Bloomberg’s latest New Energy Outlook predicts nearly half of the world’s electricity will be generated from wind and solar by 2050. Throw in hydro, nuclear and other renewables, and that total will reach 71 percent. That level will be reached in part by a boom in battery storage, as the technology is expected to dramatically drop in cost and provide stability for intermittent solar and wind production. Total battery storage investment from now through 2050 is expected to reach 1,291 GW, or $548 billion. Battery storage prices have already fallen 79 percent from 2010 levels. Additionally, solar prices are expected to fall by 71 percent by 2050, with wind dropping 58 percent in the same time.
Power Engineering 20th June 2018 read more »
The global boom in battery storage will enable the world to source half of all electricity from wind and solar by 2050. That’s according to a new report from Bloomberg New Energy Finance (BNEF), which suggests “precipitous reductions” in cost will enable more power from intermittent renewables to be stored and discharged to meet shifts in demand and supply. It expects coal’s share of the mix to shrink from 38% to just 11% of global generation by the middle of the century as costs shift heavily in favour of low carbon technologies. The report shows lithium-ion battery prices are already down nearly 80% per MWh since 2010 and suggests these costs will continue to drop as electric vehicle manufacturing rises.
Energy Live News 20th June 2018 read more »

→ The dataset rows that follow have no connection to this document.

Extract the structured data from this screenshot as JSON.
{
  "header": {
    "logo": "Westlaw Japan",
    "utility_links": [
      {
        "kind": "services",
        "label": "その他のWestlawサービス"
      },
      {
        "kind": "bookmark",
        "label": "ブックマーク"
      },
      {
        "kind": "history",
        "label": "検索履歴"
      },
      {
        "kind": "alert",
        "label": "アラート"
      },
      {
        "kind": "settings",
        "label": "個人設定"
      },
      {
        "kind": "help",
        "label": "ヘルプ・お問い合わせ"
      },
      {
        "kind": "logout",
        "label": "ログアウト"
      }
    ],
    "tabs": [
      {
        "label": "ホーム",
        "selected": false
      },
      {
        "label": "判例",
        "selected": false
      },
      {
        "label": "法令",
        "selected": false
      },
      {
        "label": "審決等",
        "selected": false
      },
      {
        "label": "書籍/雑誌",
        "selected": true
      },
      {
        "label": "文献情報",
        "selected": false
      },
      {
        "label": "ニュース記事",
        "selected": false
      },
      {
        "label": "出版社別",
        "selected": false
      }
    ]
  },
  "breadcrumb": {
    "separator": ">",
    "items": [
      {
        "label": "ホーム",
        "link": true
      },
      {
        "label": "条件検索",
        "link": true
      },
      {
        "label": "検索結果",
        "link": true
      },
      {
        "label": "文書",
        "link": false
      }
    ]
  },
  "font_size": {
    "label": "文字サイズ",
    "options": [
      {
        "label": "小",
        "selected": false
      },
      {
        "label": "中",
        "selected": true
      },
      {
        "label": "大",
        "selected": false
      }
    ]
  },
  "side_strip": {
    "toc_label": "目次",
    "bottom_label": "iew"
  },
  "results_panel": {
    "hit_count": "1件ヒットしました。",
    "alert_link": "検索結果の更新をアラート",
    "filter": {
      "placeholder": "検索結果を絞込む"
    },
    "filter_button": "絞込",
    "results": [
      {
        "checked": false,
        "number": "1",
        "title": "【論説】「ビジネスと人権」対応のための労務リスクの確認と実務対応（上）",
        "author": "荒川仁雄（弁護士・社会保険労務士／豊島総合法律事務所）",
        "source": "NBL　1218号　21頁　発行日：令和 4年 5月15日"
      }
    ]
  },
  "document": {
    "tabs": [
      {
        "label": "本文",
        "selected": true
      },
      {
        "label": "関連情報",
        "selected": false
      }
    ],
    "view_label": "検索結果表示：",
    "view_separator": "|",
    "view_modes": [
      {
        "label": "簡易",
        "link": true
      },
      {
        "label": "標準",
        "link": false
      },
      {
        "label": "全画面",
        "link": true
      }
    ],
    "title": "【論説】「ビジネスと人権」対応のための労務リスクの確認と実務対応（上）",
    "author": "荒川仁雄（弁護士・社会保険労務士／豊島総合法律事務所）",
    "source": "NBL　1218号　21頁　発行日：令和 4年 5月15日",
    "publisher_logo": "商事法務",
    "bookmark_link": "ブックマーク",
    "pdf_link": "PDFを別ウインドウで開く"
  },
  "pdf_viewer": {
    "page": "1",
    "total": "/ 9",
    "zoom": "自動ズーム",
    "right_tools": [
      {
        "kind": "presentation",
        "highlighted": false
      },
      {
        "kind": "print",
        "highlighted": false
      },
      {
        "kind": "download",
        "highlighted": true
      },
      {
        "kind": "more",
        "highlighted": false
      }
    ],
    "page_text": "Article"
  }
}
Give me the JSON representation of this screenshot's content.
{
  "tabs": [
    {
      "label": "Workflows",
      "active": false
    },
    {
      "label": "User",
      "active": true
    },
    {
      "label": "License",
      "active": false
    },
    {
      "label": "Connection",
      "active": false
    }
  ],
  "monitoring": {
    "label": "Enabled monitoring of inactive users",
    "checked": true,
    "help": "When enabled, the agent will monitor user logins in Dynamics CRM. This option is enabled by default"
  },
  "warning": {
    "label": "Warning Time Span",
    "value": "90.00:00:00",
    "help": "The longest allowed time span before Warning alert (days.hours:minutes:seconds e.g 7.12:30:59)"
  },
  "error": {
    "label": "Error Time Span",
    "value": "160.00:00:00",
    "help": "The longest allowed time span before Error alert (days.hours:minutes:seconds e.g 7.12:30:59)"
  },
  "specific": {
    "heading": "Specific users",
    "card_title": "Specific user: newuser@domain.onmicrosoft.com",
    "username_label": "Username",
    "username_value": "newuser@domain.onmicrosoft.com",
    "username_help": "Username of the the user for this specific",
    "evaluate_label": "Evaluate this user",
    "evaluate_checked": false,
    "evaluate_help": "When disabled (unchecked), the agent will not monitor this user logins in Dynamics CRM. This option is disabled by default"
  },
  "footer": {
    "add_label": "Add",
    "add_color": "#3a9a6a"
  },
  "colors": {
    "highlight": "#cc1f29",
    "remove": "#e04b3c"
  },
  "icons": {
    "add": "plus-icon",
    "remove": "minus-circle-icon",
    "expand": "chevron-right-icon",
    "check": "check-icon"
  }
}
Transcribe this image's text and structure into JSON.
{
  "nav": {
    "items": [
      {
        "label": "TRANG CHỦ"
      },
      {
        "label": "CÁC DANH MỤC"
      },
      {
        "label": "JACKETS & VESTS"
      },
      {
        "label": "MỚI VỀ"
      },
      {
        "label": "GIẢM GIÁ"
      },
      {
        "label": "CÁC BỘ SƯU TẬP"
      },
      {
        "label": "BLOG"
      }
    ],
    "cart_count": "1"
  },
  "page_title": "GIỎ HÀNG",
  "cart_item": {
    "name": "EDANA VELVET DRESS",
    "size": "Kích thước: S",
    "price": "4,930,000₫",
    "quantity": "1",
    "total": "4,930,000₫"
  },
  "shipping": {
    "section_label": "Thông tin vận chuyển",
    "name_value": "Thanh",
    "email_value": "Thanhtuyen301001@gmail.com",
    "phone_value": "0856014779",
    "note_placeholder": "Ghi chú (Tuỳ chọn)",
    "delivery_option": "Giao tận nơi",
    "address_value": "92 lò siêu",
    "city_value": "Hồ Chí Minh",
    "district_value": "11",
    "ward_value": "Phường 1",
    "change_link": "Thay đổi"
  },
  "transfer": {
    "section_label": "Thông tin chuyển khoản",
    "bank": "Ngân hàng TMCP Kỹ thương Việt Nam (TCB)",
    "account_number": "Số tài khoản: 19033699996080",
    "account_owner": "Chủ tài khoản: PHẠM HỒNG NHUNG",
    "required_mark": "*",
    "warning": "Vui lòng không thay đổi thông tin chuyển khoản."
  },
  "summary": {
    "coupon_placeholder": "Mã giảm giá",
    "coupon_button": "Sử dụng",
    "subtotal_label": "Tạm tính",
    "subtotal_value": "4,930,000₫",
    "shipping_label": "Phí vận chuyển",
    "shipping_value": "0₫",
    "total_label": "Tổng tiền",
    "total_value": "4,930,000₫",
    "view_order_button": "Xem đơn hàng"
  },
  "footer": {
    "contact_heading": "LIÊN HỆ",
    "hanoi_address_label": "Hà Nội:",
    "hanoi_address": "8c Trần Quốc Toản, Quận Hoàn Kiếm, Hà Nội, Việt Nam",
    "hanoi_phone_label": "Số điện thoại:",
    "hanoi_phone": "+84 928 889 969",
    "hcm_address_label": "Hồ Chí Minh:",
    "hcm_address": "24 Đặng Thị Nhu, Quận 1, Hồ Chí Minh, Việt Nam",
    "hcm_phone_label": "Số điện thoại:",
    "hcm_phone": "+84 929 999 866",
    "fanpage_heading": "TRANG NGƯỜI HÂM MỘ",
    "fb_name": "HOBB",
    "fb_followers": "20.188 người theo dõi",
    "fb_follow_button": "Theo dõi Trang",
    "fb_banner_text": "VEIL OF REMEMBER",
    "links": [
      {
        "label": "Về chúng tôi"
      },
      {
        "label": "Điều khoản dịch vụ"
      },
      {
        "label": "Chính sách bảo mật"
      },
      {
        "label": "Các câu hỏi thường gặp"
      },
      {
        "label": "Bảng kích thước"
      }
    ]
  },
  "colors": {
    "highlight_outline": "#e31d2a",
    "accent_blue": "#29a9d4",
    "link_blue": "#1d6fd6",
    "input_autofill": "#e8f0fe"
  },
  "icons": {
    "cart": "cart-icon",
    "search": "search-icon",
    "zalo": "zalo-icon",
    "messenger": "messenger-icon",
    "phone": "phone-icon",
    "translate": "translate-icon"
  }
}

In 2016 Good Energy launched a peer-to-peer platform where consumers of energy can actually choose which generator they buy their energy from, knowing how far away it is and what source of energy it uses. If you look back 20 years, there was no way you could even consider this type of system, because renewable energy use was limited and the technology to manage the output was not widely available. This speaks to the way the market is changing, with the explosion in technologies including storage, energy control, low cost solar and electric vehicles, we are no longer going to be producing huge amounts of power in single locations and shipping it around the country. Power is going to be generated much closer to the consumer, and possibly on the same site. As this becomes the case, you will see your customers starting to expect to see things like solar panels and EV charging points when they visit your business. These technologies will become more every day; integrated into every building, every workplace, every new home. Which means that power is not going from big power station to small consumer, instead it’s travelling both ways.
Business Green 21st June 2018 read more »